For me, personally, speech therapy was the key to me being able to speak almost normally again.  Being able to speak almost normally is the primary reason I have bad experiences with other people with SD.

Other people with SD listen to me speak and immediately decide that I can't possible have SD.

They make this decision without really talking to me much. They don't check my medical records or talk to the people who diagnosed me.  They don't listen to recordings of me taken when I was first diagnosed or to recordings taken during my years of speech therapy.  They simply make the decision.  And then they tell others what they have decided.

It doesn't seem like decisions made by people would be much of a problem but . . . it is amazing how these decisions cause grief.

For example, early in my blogging life I wrote a lot about my experiences with SD.  I wrote as a way to share the SD experience and to, hopefully, spread awareness for the disorder.  These blogs are still out there for people to read.  And, strangely, people DO read them  once in a while.

That is where those decisions come into play.

About a month or two ago, I got a comment on one of those old blog posts about SD. 

The comment was long and very, very angry.  It was from a woman (I am assuming) who blasted me for being a fake.  She came straight out and told me that I should be ashamed of myself for "pretending to have such a devastating disorder" and then "miraculously being cured."

Pretending.  Cured.

The comment went on and on and dripped venom with each word, each phrase, and each paragraph.

The commenter let me know that she (again - just an assumption as to the sex of the author) had spoken to members of the NSDA board (NSDA is the National Spasmodic Dysphonia Association) and they had told her that I really didn't have SD but had MTD (Muscle Tension Dysphonia) instead.  MTD can mimic the symptoms of SD.  In MTD the muscles in the neck and throat tighten up to the point where they restrict the vocal cords and cause dysphonia.  It was said that I have MTD instead of SD because speech therapy had "cured" me and if I really had SD, that would not have happened.

Interesting how these people, none of whom have a medical degree to my knowledge and none of whom have ever spoken or consulted with my doctors and/ or speech therapist, made the decision that I didn't have SD.

Interesting how the commenter took the word of these non-medically trained people as gospel and then decided that I was lying about having SD for some nefarious purpose.

Interesting how the commenter decided to let me know and to "Shame" me into telling the truth.

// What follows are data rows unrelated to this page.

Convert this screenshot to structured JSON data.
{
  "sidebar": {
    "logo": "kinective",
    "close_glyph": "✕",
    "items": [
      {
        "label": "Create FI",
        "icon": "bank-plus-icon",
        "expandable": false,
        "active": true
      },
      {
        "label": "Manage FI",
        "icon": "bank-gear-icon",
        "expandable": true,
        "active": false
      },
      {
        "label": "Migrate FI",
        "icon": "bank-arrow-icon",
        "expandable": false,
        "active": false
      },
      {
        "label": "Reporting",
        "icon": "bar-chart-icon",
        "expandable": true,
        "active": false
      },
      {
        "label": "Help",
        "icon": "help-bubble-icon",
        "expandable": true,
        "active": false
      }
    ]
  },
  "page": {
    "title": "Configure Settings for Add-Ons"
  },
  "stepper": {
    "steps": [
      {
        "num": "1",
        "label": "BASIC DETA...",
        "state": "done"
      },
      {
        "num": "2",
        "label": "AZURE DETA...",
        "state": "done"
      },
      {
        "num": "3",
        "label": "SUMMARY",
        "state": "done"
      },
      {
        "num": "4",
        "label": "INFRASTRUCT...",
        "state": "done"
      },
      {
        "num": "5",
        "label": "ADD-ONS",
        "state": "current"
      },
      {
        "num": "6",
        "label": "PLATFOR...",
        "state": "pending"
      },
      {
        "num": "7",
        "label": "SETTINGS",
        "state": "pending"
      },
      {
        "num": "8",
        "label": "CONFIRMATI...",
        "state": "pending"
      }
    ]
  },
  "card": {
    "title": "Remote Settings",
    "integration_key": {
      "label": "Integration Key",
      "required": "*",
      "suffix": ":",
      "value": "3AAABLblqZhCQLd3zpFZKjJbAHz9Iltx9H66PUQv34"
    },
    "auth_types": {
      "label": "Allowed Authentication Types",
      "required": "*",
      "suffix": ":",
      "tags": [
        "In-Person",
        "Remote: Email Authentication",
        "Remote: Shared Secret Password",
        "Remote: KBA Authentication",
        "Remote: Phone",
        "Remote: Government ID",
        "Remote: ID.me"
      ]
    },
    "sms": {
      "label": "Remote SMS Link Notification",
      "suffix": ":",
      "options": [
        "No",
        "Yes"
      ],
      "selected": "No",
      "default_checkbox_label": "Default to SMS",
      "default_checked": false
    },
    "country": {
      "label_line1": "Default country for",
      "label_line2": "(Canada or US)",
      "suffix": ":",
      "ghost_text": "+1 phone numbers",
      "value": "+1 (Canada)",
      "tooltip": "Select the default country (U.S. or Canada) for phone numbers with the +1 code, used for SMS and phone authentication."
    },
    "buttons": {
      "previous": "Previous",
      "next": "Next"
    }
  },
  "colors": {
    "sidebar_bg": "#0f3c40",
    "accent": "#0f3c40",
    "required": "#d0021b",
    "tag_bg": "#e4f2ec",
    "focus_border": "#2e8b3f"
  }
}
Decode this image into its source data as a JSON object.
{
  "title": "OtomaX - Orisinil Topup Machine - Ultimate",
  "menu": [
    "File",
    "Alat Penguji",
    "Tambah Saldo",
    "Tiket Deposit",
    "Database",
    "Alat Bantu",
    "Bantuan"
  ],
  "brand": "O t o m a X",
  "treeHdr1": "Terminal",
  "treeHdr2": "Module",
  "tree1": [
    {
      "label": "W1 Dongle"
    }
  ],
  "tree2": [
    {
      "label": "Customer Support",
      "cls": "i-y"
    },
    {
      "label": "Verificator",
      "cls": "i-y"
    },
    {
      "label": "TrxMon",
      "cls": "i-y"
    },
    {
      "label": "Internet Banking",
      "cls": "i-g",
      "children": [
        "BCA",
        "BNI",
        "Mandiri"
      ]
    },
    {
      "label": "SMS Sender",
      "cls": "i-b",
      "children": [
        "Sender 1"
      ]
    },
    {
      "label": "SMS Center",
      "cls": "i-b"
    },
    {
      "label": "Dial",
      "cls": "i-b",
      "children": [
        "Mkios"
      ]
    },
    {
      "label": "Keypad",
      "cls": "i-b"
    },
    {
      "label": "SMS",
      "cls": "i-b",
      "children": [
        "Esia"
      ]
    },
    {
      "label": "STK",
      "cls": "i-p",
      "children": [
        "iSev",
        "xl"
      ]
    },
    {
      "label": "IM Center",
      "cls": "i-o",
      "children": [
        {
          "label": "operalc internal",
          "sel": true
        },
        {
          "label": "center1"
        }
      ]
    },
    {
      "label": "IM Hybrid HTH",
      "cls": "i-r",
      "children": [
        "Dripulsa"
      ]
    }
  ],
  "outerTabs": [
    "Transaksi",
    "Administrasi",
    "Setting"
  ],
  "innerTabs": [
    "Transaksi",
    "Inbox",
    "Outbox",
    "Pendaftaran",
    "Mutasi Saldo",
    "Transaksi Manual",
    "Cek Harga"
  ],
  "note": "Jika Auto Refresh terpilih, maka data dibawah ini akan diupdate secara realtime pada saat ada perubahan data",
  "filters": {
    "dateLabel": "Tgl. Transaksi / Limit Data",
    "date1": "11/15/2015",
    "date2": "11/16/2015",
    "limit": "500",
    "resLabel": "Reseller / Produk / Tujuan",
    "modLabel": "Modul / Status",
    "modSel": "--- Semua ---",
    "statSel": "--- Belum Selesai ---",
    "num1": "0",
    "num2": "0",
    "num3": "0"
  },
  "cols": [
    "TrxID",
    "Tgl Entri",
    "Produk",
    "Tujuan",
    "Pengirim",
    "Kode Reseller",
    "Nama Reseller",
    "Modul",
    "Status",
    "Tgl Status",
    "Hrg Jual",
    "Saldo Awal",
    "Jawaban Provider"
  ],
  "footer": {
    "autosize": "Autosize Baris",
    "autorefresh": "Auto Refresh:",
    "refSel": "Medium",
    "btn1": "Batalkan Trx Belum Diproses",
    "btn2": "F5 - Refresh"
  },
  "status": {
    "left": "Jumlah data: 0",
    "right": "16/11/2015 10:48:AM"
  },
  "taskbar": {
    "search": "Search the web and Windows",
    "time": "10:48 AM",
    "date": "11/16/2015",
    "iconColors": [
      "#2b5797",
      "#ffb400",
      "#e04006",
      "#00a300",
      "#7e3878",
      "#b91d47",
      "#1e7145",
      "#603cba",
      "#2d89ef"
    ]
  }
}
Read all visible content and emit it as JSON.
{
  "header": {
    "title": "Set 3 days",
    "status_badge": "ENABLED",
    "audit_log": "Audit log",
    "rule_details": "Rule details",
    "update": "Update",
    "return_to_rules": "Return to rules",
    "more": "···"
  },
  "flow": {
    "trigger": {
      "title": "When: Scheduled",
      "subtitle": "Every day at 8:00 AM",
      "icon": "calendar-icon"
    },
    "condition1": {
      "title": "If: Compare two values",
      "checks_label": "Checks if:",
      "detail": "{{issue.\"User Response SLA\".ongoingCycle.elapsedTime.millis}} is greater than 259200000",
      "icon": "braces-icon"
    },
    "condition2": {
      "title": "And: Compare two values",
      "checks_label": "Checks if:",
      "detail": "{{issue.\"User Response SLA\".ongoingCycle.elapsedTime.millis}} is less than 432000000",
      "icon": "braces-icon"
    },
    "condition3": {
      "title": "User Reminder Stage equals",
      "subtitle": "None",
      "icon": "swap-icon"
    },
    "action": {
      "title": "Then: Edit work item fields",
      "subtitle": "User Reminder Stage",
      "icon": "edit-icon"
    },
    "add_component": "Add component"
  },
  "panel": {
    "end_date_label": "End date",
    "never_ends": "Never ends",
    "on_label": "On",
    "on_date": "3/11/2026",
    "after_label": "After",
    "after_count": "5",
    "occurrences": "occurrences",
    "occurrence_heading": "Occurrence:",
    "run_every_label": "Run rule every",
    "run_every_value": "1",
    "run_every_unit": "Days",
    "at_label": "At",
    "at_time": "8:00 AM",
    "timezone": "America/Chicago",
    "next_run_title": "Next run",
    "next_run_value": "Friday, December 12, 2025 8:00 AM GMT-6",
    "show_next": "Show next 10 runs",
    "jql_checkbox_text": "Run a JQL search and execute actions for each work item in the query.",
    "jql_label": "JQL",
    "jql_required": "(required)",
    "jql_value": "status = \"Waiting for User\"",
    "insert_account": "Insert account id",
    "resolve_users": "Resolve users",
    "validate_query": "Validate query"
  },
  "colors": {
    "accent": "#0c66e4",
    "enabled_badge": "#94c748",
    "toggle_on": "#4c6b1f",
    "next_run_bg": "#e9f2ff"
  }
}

When I got this comment, I read it and then promptly deleted it.

I didn't respond in any way until today.  Why?  Frankly, it is because I know the truth.  My family knows the truth.  My friends know the truth.  That is all that really matters to me.  I am tired of people doubting me because my voice is "too good."  They don't know the hours and hours and hours of work I put into my therapy.  They don't know all of the different things I tried.  They don't know my experience because they weren't there.  I severed my association with the NSDA because I was tired of defending myself to people who made decisions without finding out the truth.

So, I didn't respond.

However, I spoke to my mother last night about the comment (I hadn't told her about it previously and it came up during a discussion about my speech therapist).  She was angry and said I should respond.

That made me wonder.  By responding, do I validate the commenter?  By responding do I continue to ignorance?

By NOT responding, do I validate the commenter?  By NOT responding does the commenter think she has "hit upon the truth?"

To Respond or to Not Respond.  That is the real question.